==== DATA PROVIDED ====

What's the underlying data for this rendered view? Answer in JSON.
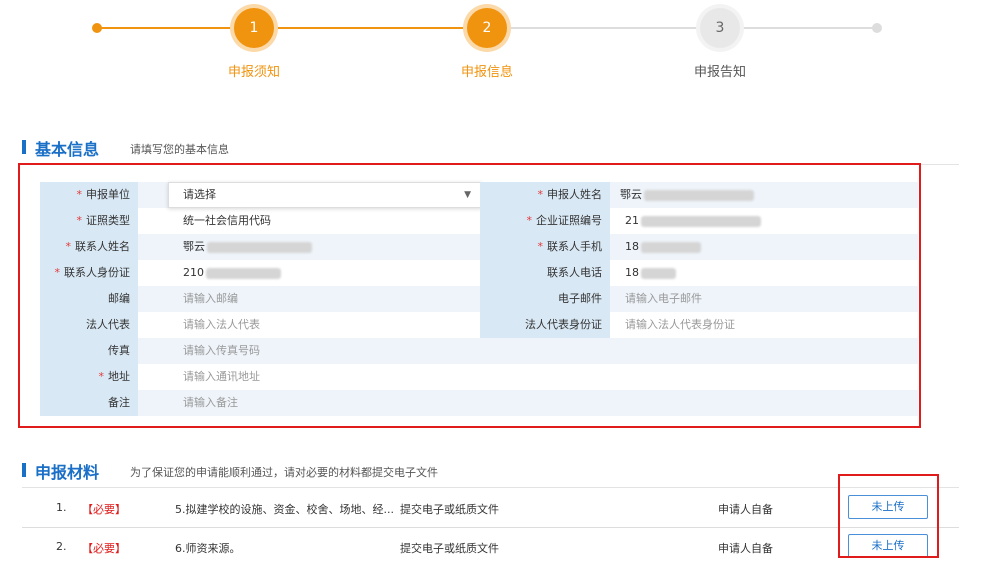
{
  "steps": [
    {
      "number": "1",
      "label": "申报须知",
      "state": "done"
    },
    {
      "number": "2",
      "label": "申报信息",
      "state": "active"
    },
    {
      "number": "3",
      "label": "申报告知",
      "state": "todo"
    }
  ],
  "colors": {
    "accent": "#f0930f",
    "primary": "#1a6fc7",
    "required": "#e01b1b"
  },
  "basic_info": {
    "title": "基本信息",
    "subtitle": "请填写您的基本信息",
    "rows": [
      {
        "l_label": "申报单位",
        "l_req": true,
        "l_value": "请选择",
        "r_label": "申报人姓名",
        "r_req": true,
        "r_value": "鄂云",
        "r_redacted": true
      },
      {
        "l_label": "证照类型",
        "l_req": true,
        "l_value": "统一社会信用代码",
        "r_label": "企业证照编号",
        "r_req": true,
        "r_value": "21",
        "r_redacted": true
      },
      {
        "l_label": "联系人姓名",
        "l_req": true,
        "l_value": "鄂云",
        "l_redacted": true,
        "r_label": "联系人手机",
        "r_req": true,
        "r_value": "18",
        "r_redacted": true
      },
      {
        "l_label": "联系人身份证",
        "l_req": true,
        "l_value": "210",
        "l_redacted": true,
        "r_label": "联系人电话",
        "r_req": false,
        "r_value": "18",
        "r_redacted": true
      },
      {
        "l_label": "邮编",
        "l_req": false,
        "l_placeholder": "请输入邮编",
        "r_label": "电子邮件",
        "r_req": false,
        "r_placeholder": "请输入电子邮件"
      },
      {
        "l_label": "法人代表",
        "l_req": false,
        "l_placeholder": "请输入法人代表",
        "r_label": "法人代表身份证",
        "r_req": false,
        "r_placeholder": "请输入法人代表身份证"
      },
      {
        "l_label": "传真",
        "l_req": false,
        "l_placeholder": "请输入传真号码"
      },
      {
        "l_label": "地址",
        "l_req": true,
        "l_placeholder": "请输入通讯地址"
      },
      {
        "l_label": "备注",
        "l_req": false,
        "l_placeholder": "请输入备注"
      }
    ]
  },
  "materials": {
    "title": "申报材料",
    "subtitle": "为了保证您的申请能顺利通过，请对必要的材料都提交电子文件",
    "items": [
      {
        "index": "1.",
        "tag": "【必要】",
        "name": "5.拟建学校的设施、资金、校舍、场地、经...",
        "type": "提交电子或纸质文件",
        "source": "申请人自备",
        "button": "未上传"
      },
      {
        "index": "2.",
        "tag": "【必要】",
        "name": "6.师资来源。",
        "type": "提交电子或纸质文件",
        "source": "申请人自备",
        "button": "未上传"
      }
    ]
  }
}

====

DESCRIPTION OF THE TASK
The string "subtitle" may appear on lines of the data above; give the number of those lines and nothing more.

EXERCISE RESULT
2